Task details:
Each entry below should be written out exactly as it is, with no pictures.

(Data extracted from a collection)
__________________________________________________
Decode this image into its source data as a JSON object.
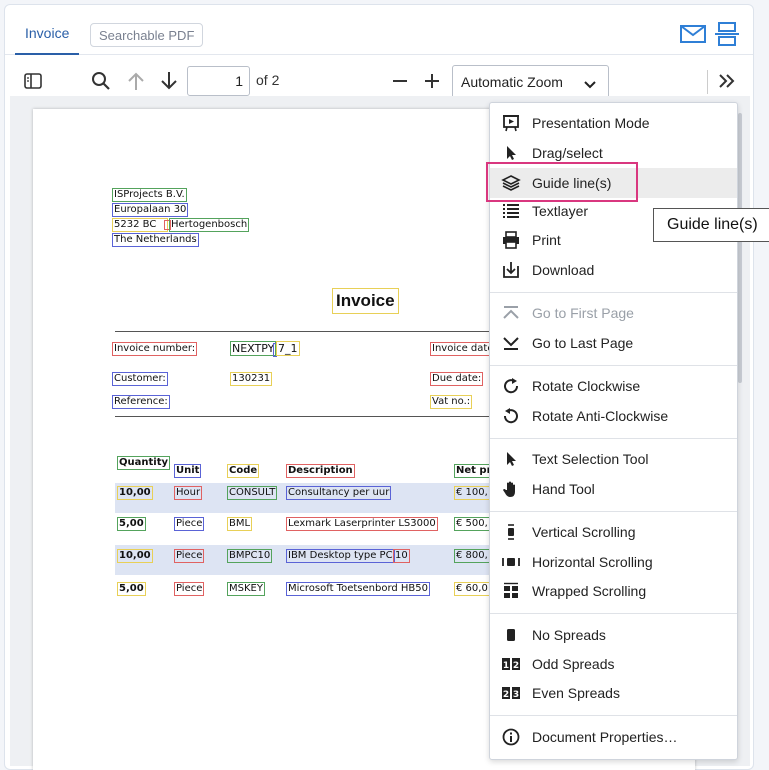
{
  "tabs": {
    "invoice": "Invoice",
    "searchable_pdf": "Searchable PDF"
  },
  "toolbar": {
    "page_number": "1",
    "page_total": "of 2",
    "zoom": "Automatic Zoom"
  },
  "document": {
    "sender": [
      "ISProjects B.V.",
      "Europalaan 30",
      "5232 BC 's-Hertogenbosch",
      "The Netherlands"
    ],
    "sender_postcode": "5232 BC",
    "sender_city": "Hertogenbosch",
    "title": "Invoice",
    "invoice_number_label": "Invoice number:",
    "invoice_number_value": "NEXTPY",
    "invoice_number_suffix": "7_1",
    "invoice_date_label": "Invoice date",
    "customer_label": "Customer:",
    "customer_value": "130231",
    "due_date_label": "Due date:",
    "reference_label": "Reference:",
    "vat_label": "Vat no.:",
    "columns": [
      "Quantity",
      "Unit",
      "Code",
      "Description",
      "Net pr"
    ],
    "rows": [
      {
        "qty": "10,00",
        "unit": "Hour",
        "code": "CONSULT",
        "desc": "Consultancy per uur",
        "price": "€ 100,"
      },
      {
        "qty": "5,00",
        "unit": "Piece",
        "code": "BML",
        "desc": "Lexmark Laserprinter LS3000",
        "price": "€ 500,"
      },
      {
        "qty": "10,00",
        "unit": "Piece",
        "code": "BMPC10",
        "desc": "IBM Desktop type PC",
        "desc_suffix": "10",
        "price": "€ 800,"
      },
      {
        "qty": "5,00",
        "unit": "Piece",
        "code": "MSKEY",
        "desc": "Microsoft Toetsenbord HB50",
        "price": "€ 60,0"
      }
    ]
  },
  "menu": {
    "items": [
      "Presentation Mode",
      "Drag/select",
      "Guide line(s)",
      "Textlayer",
      "Print",
      "Download",
      "Go to First Page",
      "Go to Last Page",
      "Rotate Clockwise",
      "Rotate Anti-Clockwise",
      "Text Selection Tool",
      "Hand Tool",
      "Vertical Scrolling",
      "Horizontal Scrolling",
      "Wrapped Scrolling",
      "No Spreads",
      "Odd Spreads",
      "Even Spreads",
      "Document Properties…"
    ]
  },
  "tooltip": "Guide line(s)",
  "colors": {
    "accent": "#2a5fa8",
    "highlight": "#d9377f",
    "box_green": "#54a35c",
    "box_blue": "#5a63d6",
    "box_yellow": "#e8d057",
    "box_red": "#e06262"
  }
}
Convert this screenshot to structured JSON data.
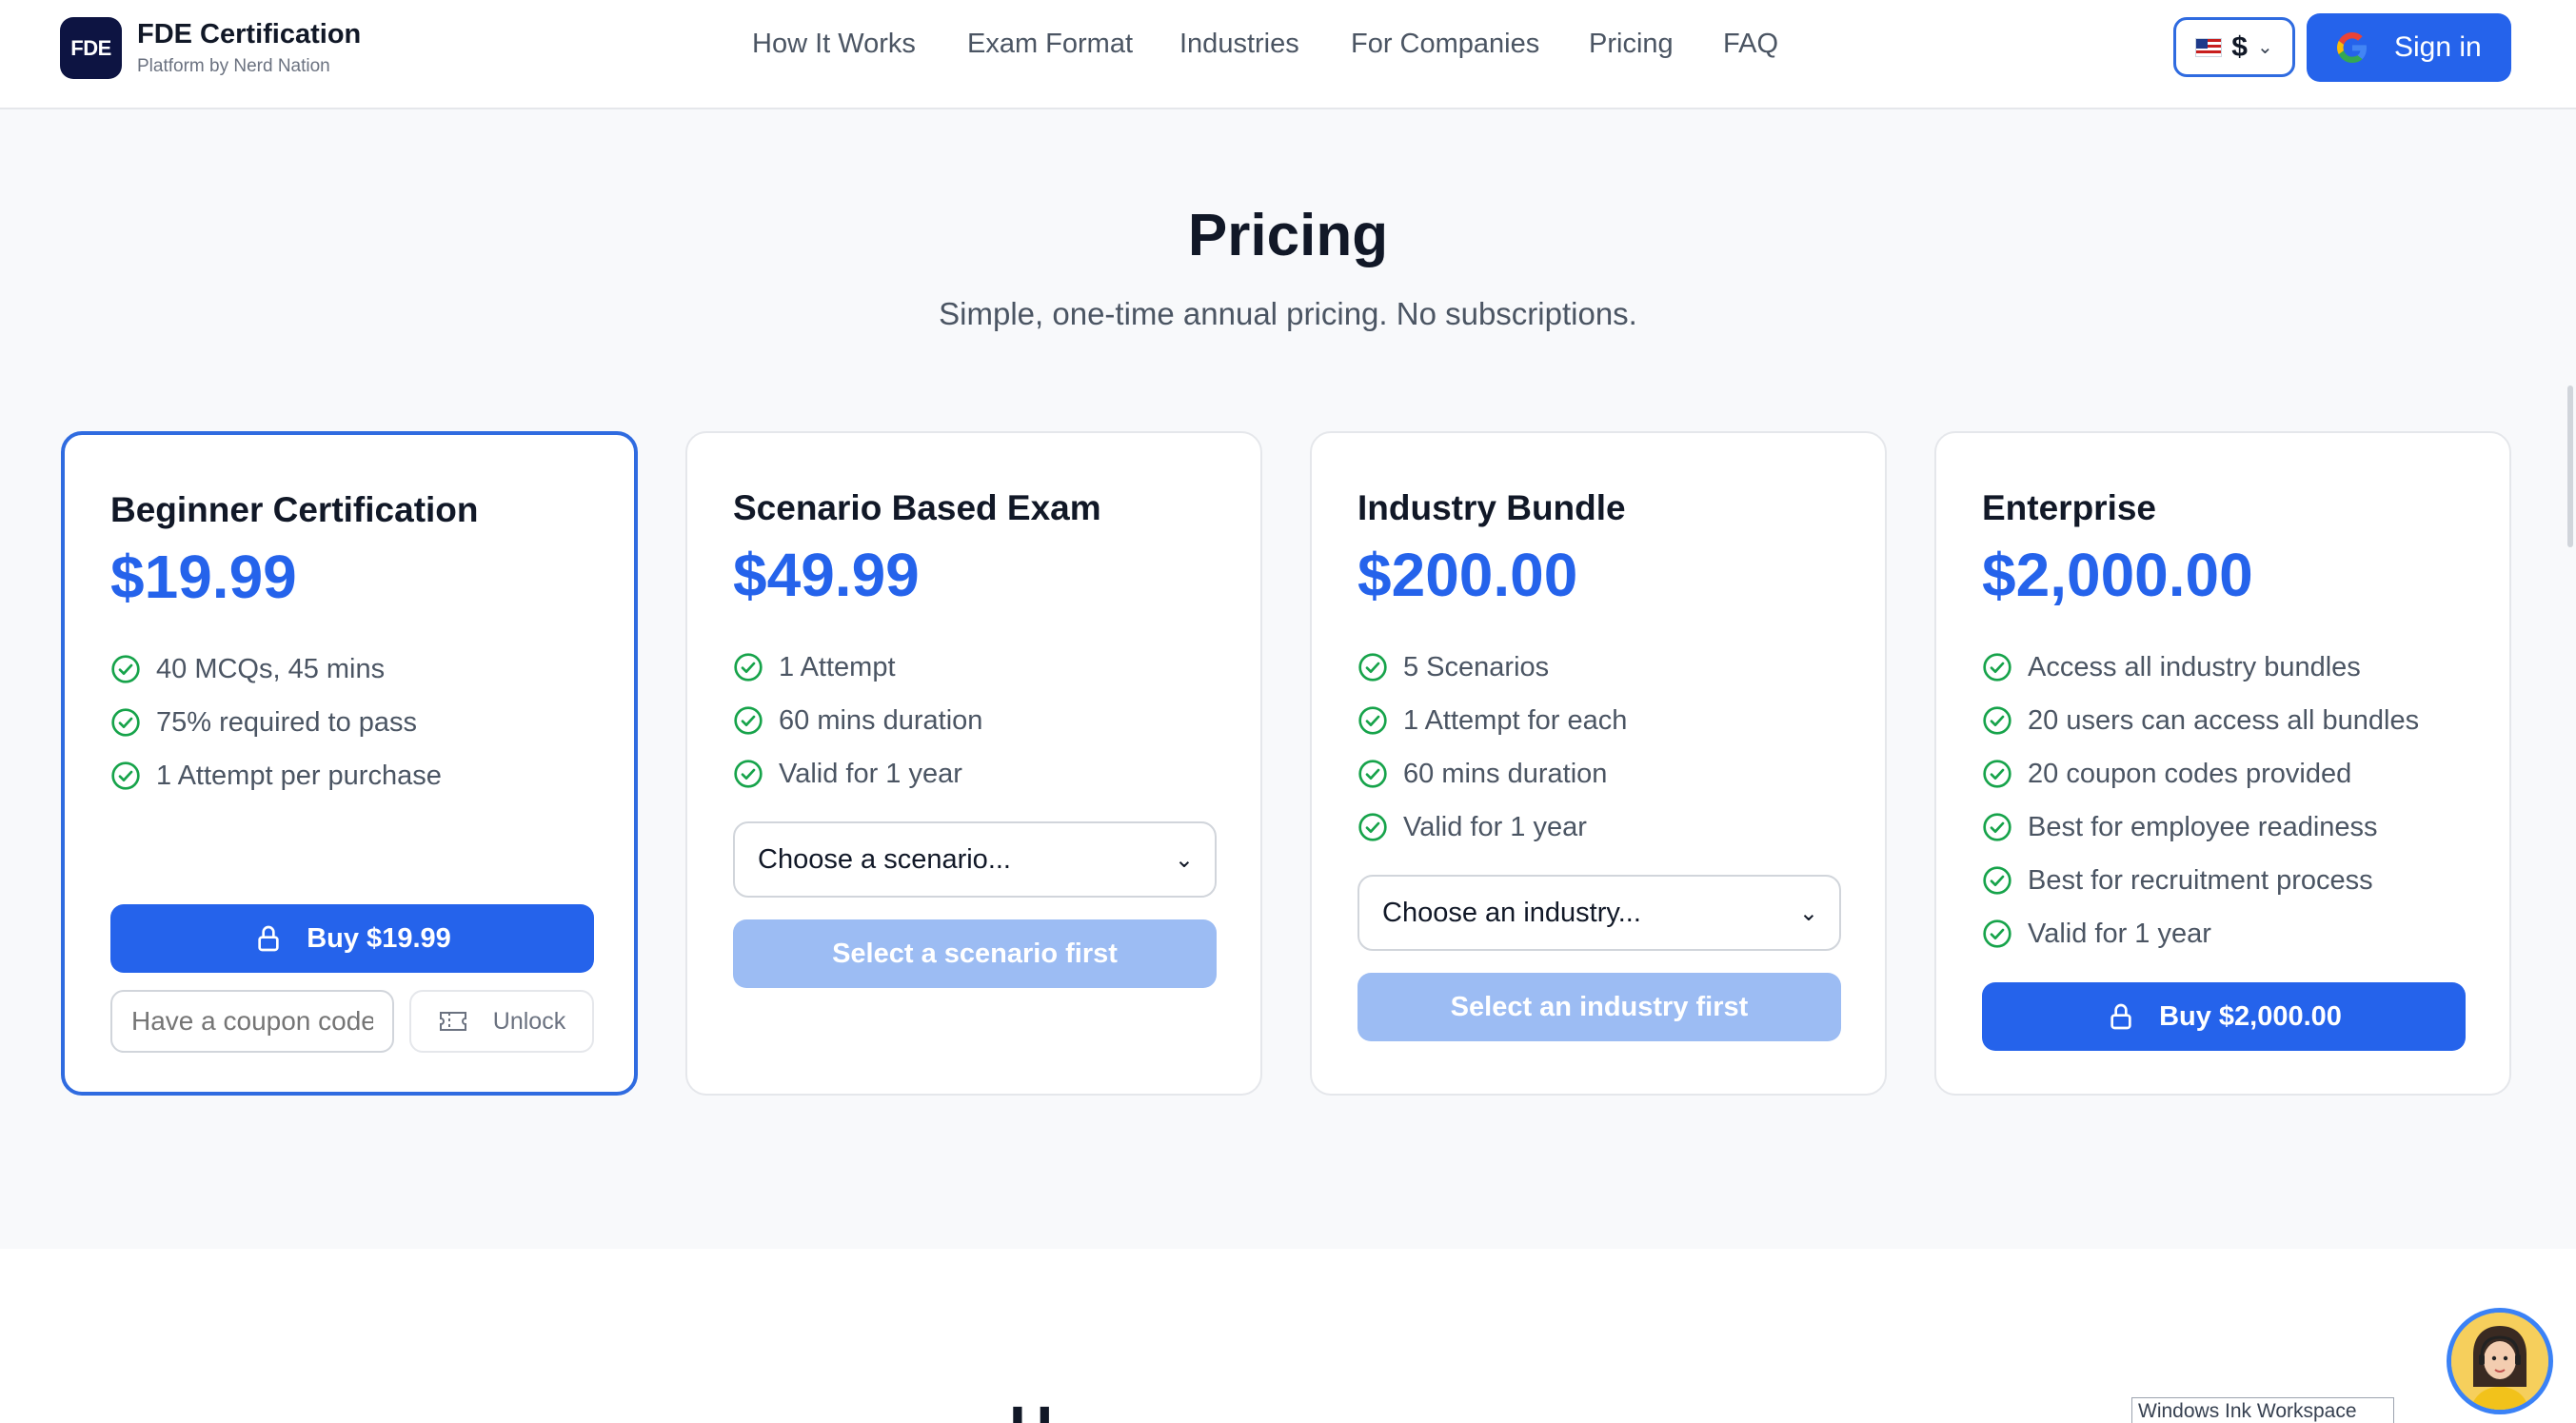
{
  "header": {
    "logo_text": "FDE",
    "brand_title": "FDE Certification",
    "brand_subtitle": "Platform by Nerd Nation",
    "nav": [
      {
        "label": "How It Works"
      },
      {
        "label": "Exam Format"
      },
      {
        "label": "Industries"
      },
      {
        "label": "For Companies"
      },
      {
        "label": "Pricing"
      },
      {
        "label": "FAQ"
      }
    ],
    "currency_symbol": "$",
    "currency_flag": "us-flag-icon",
    "signin_label": "Sign in"
  },
  "pricing": {
    "title": "Pricing",
    "subtitle": "Simple, one-time annual pricing. No subscriptions.",
    "plans": [
      {
        "name": "Beginner Certification",
        "price": "$19.99",
        "features": [
          "40 MCQs, 45 mins",
          "75% required to pass",
          "1 Attempt per purchase"
        ],
        "button_label": "Buy $19.99",
        "coupon_placeholder": "Have a coupon code?",
        "unlock_label": "Unlock"
      },
      {
        "name": "Scenario Based Exam",
        "price": "$49.99",
        "features": [
          "1 Attempt",
          "60 mins duration",
          "Valid for 1 year"
        ],
        "select_value": "Choose a scenario...",
        "button_label": "Select a scenario first"
      },
      {
        "name": "Industry Bundle",
        "price": "$200.00",
        "features": [
          "5 Scenarios",
          "1 Attempt for each",
          "60 mins duration",
          "Valid for 1 year"
        ],
        "select_value": "Choose an industry...",
        "button_label": "Select an industry first"
      },
      {
        "name": "Enterprise",
        "price": "$2,000.00",
        "features": [
          "Access all industry bundles",
          "20 users can access all bundles",
          "20 coupon codes provided",
          "Best for employee readiness",
          "Best for recruitment process",
          "Valid for 1 year"
        ],
        "button_label": "Buy $2,000.00"
      }
    ]
  },
  "next_section_heading": "H",
  "system": {
    "ink_tooltip": "Windows Ink Workspace"
  },
  "colors": {
    "accent": "#2563eb",
    "accent_disabled": "#9cbcf3",
    "check": "#16a34a",
    "logo_bg": "#0d1442"
  }
}
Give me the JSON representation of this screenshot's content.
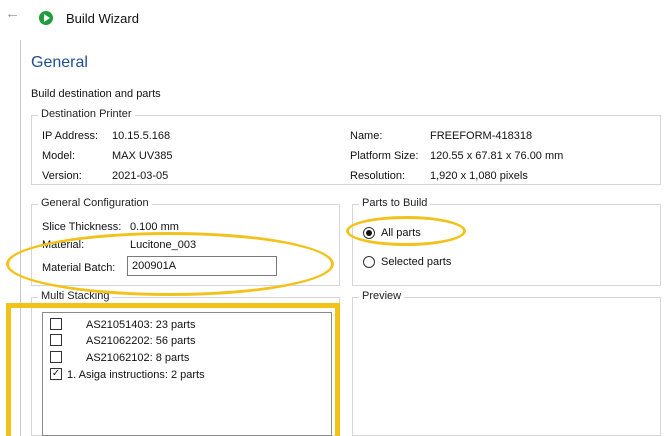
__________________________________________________
Your response:
Decode this image into its source data as a JSON object.
{
  "tabs": {
    "invoice": "Invoice",
    "searchable_pdf": "Searchable PDF"
  },
  "toolbar": {
    "page_number": "1",
    "page_total": "of 2",
    "zoom": "Automatic Zoom"
  },
  "document": {
    "sender": [
      "ISProjects B.V.",
      "Europalaan 30",
      "5232 BC 's-Hertogenbosch",
      "The Netherlands"
    ],
    "sender_postcode": "5232 BC",
    "sender_city": "Hertogenbosch",
    "title": "Invoice",
    "invoice_number_label": "Invoice number:",
    "invoice_number_value": "NEXTPY",
    "invoice_number_suffix": "7_1",
    "invoice_date_label": "Invoice date",
    "customer_label": "Customer:",
    "customer_value": "130231",
    "due_date_label": "Due date:",
    "reference_label": "Reference:",
    "vat_label": "Vat no.:",
    "columns": [
      "Quantity",
      "Unit",
      "Code",
      "Description",
      "Net pr"
    ],
    "rows": [
      {
        "qty": "10,00",
        "unit": "Hour",
        "code": "CONSULT",
        "desc": "Consultancy per uur",
        "price": "€ 100,"
      },
      {
        "qty": "5,00",
        "unit": "Piece",
        "code": "BML",
        "desc": "Lexmark Laserprinter LS3000",
        "price": "€ 500,"
      },
      {
        "qty": "10,00",
        "unit": "Piece",
        "code": "BMPC10",
        "desc": "IBM Desktop type PC",
        "desc_suffix": "10",
        "price": "€ 800,"
      },
      {
        "qty": "5,00",
        "unit": "Piece",
        "code": "MSKEY",
        "desc": "Microsoft Toetsenbord HB50",
        "price": "€ 60,0"
      }
    ]
  },
  "menu": {
    "items": [
      "Presentation Mode",
      "Drag/select",
      "Guide line(s)",
      "Textlayer",
      "Print",
      "Download",
      "Go to First Page",
      "Go to Last Page",
      "Rotate Clockwise",
      "Rotate Anti-Clockwise",
      "Text Selection Tool",
      "Hand Tool",
      "Vertical Scrolling",
      "Horizontal Scrolling",
      "Wrapped Scrolling",
      "No Spreads",
      "Odd Spreads",
      "Even Spreads",
      "Document Properties…"
    ]
  },
  "tooltip": "Guide line(s)",
  "colors": {
    "accent": "#2a5fa8",
    "highlight": "#d9377f",
    "box_green": "#54a35c",
    "box_blue": "#5a63d6",
    "box_yellow": "#e8d057",
    "box_red": "#e06262"
  }
}
Convert this screenshot to structured JSON data.
{
  "header": {
    "logo_text": "FDE",
    "brand_title": "FDE Certification",
    "brand_subtitle": "Platform by Nerd Nation",
    "nav": [
      {
        "label": "How It Works"
      },
      {
        "label": "Exam Format"
      },
      {
        "label": "Industries"
      },
      {
        "label": "For Companies"
      },
      {
        "label": "Pricing"
      },
      {
        "label": "FAQ"
      }
    ],
    "currency_symbol": "$",
    "currency_flag": "us-flag-icon",
    "signin_label": "Sign in"
  },
  "pricing": {
    "title": "Pricing",
    "subtitle": "Simple, one-time annual pricing. No subscriptions.",
    "plans": [
      {
        "name": "Beginner Certification",
        "price": "$19.99",
        "features": [
          "40 MCQs, 45 mins",
          "75% required to pass",
          "1 Attempt per purchase"
        ],
        "button_label": "Buy $19.99",
        "coupon_placeholder": "Have a coupon code?",
        "unlock_label": "Unlock"
      },
      {
        "name": "Scenario Based Exam",
        "price": "$49.99",
        "features": [
          "1 Attempt",
          "60 mins duration",
          "Valid for 1 year"
        ],
        "select_value": "Choose a scenario...",
        "button_label": "Select a scenario first"
      },
      {
        "name": "Industry Bundle",
        "price": "$200.00",
        "features": [
          "5 Scenarios",
          "1 Attempt for each",
          "60 mins duration",
          "Valid for 1 year"
        ],
        "select_value": "Choose an industry...",
        "button_label": "Select an industry first"
      },
      {
        "name": "Enterprise",
        "price": "$2,000.00",
        "features": [
          "Access all industry bundles",
          "20 users can access all bundles",
          "20 coupon codes provided",
          "Best for employee readiness",
          "Best for recruitment process",
          "Valid for 1 year"
        ],
        "button_label": "Buy $2,000.00"
      }
    ]
  },
  "next_section_heading": "H",
  "system": {
    "ink_tooltip": "Windows Ink Workspace"
  },
  "colors": {
    "accent": "#2563eb",
    "accent_disabled": "#9cbcf3",
    "check": "#16a34a",
    "logo_bg": "#0d1442"
  }
}
Give me the JSON representation of this screenshot's content.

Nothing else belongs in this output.